More recently, however, I've come across indications from history that may show that Muslims did in fact deploy a stealth jihad in long-term preparation for more concerted jihad of the sword. The indications are enfolded in the data discussed in an obscure academic journal article, "The Coming of Islam to the East Indies" by G.E. Marrison, published in the Journal of the Malaysian Branch of the Royal Asiatic Society, Vol. 24, No. 1 (154), February 1951, pp. 28-37.
The author, Prof.

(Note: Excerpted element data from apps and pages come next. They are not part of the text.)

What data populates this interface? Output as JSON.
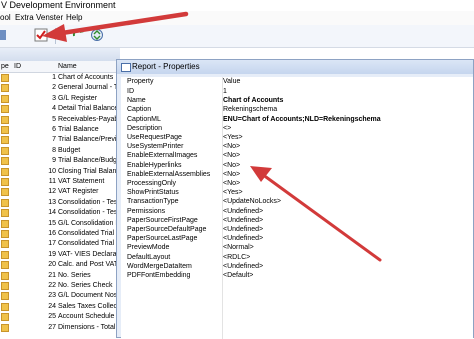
{
  "window": {
    "title": "V Development Environment"
  },
  "menu": [
    "ool",
    "Extra",
    "Venster",
    "Help"
  ],
  "left_list": {
    "columns": [
      "pe",
      "ID",
      "Name"
    ],
    "rows": [
      {
        "num": "1",
        "name": "Chart of Accounts"
      },
      {
        "num": "2",
        "name": "General Journal - Tes"
      },
      {
        "num": "3",
        "name": "G/L Register"
      },
      {
        "num": "4",
        "name": "Detail Trial Balance"
      },
      {
        "num": "5",
        "name": "Receivables-Payable"
      },
      {
        "num": "6",
        "name": "Trial Balance"
      },
      {
        "num": "7",
        "name": "Trial Balance/Previou"
      },
      {
        "num": "8",
        "name": "Budget"
      },
      {
        "num": "9",
        "name": "Trial Balance/Budget"
      },
      {
        "num": "10",
        "name": "Closing Trial Balance"
      },
      {
        "num": "11",
        "name": "VAT Statement"
      },
      {
        "num": "12",
        "name": "VAT Register"
      },
      {
        "num": "13",
        "name": "Consolidation - Test B"
      },
      {
        "num": "14",
        "name": "Consolidation - Test F"
      },
      {
        "num": "15",
        "name": "G/L Consolidation Eli"
      },
      {
        "num": "16",
        "name": "Consolidated Trial Ba"
      },
      {
        "num": "17",
        "name": "Consolidated Trial Ba"
      },
      {
        "num": "19",
        "name": "VAT- VIES Declaratio"
      },
      {
        "num": "20",
        "name": "Calc. and Post VAT S"
      },
      {
        "num": "21",
        "name": "No. Series"
      },
      {
        "num": "22",
        "name": "No. Series Check"
      },
      {
        "num": "23",
        "name": "G/L Document Nos."
      },
      {
        "num": "24",
        "name": "Sales Taxes Collecte"
      },
      {
        "num": "25",
        "name": "Account Schedule"
      },
      {
        "num": "27",
        "name": "Dimensions - Total"
      }
    ]
  },
  "properties": {
    "title": "Report - Properties",
    "columns": [
      "Property",
      "Value"
    ],
    "rows": [
      {
        "prop": "ID",
        "value": "1"
      },
      {
        "prop": "Name",
        "value": "Chart of Accounts"
      },
      {
        "prop": "Caption",
        "value": "Rekeningschema"
      },
      {
        "prop": "CaptionML",
        "value": "ENU=Chart of Accounts;NLD=Rekeningschema"
      },
      {
        "prop": "Description",
        "value": "<>"
      },
      {
        "prop": "UseRequestPage",
        "value": "<Yes>"
      },
      {
        "prop": "UseSystemPrinter",
        "value": "<No>"
      },
      {
        "prop": "EnableExternalImages",
        "value": "<No>"
      },
      {
        "prop": "EnableHyperlinks",
        "value": "<No>"
      },
      {
        "prop": "EnableExternalAssemblies",
        "value": "<No>"
      },
      {
        "prop": "ProcessingOnly",
        "value": "<No>"
      },
      {
        "prop": "ShowPrintStatus",
        "value": "<Yes>"
      },
      {
        "prop": "TransactionType",
        "value": "<UpdateNoLocks>"
      },
      {
        "prop": "Permissions",
        "value": "<Undefined>"
      },
      {
        "prop": "PaperSourceFirstPage",
        "value": "<Undefined>"
      },
      {
        "prop": "PaperSourceDefaultPage",
        "value": "<Undefined>"
      },
      {
        "prop": "PaperSourceLastPage",
        "value": "<Undefined>"
      },
      {
        "prop": "PreviewMode",
        "value": "<Normal>"
      },
      {
        "prop": "DefaultLayout",
        "value": "<RDLC>"
      },
      {
        "prop": "WordMergeDataItem",
        "value": "<Undefined>"
      },
      {
        "prop": "PDFFontEmbedding",
        "value": "<Default>"
      }
    ]
  },
  "accent": "#d23a3a"
}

Marrison, in this article was not concerned to delve into (much less notice) the phenomenon of stealth jihad; but his indirect (and unintentional) evidence the reader can palpate between the lines, and it implies an interesting process:
1) During the long jihad against India, the Islamic conquest of the Subcontinent proceeded in piecemeal fashion, with advances, then reversals, all because the native Indians at various times and localities fought back (and at times won ground, or retook ground).
2) For a time early on (9th century forward), apparently, southern India remained a region the Muslims were unable to conquer, at least in any comprehensive sense.
3) Lacking a solid military home base in southern India, therefore, when Muslims continued their inexorable Drang nach Osten (part & parcel with their Drang nach Westen, and both subsets of their overarching fanatical mania for a global Lebensraum) by expanding eastward into the archipelagos of what the French later called L'Insulinde -- basically SE Asia and all the island cultures that extend southward (Malaysia, Indonesia) and eastward (Philippines) -- they did not do so as frank military conquerors.
4) We reasonably assume at this juncture in our analysis that the expanding Muslims did not conquer at that point, not because they didn't want to (as Western idiots assume), but because at the time they were unable to do so in any feasible way. Their expansion into areas like Indonesia thus resembles a peaceful osmosis of "Muslim traders" (as our stupid Western historians put it) simply peacefully "expanding" while over time Islam just "took root" like some kind of creeping ivy, growing organically without any bloodshed. The process resembled this because, in that phase of Islamic expansion, that's what Muslims knew they had to do, to lay down layers of insidious, seemingly pacific expansion in preparation for later military assaults.
5) Thus, apparently, during that first wave or phase of expansion, Muslims pretended to be peaceful and to forge alliances with local chieftains and native rulers in various primitive island communities, in the process over a long period of time (perhaps a century) insinuating themselves into the diverse fabric of all those various archipelago cultural systems. Then when the time came that they had the military wherewithal -- a more substantial military home base in southern India -- they finished the job with violence.
That's the theory, at any rate. What it requires is some more solid academic research which, in the lamentable state of current academic studies in relation to Islam where whitewashing propaganda more often than not substitutes for actual historiography and sociology, seems unlikely to occur any time soon.
There also could be variations of the above 5-point theory -- such as the possibility that during that first wave or phase of stealth jihad in Insulindia, there were many instances and episodes of violent strong-arming, including assassinations and terrorist razzias (and threats of same), if only because here and there local rulers or people resented the increasing intrusion of Islam and resisted. But there was not the massive violence of a frank military assault.
And, of course, the same theoretical template could be applied analytically to other global regions and eras of Islamic expansion -- most notably the Spanish peninsula and the Byzantine incursions.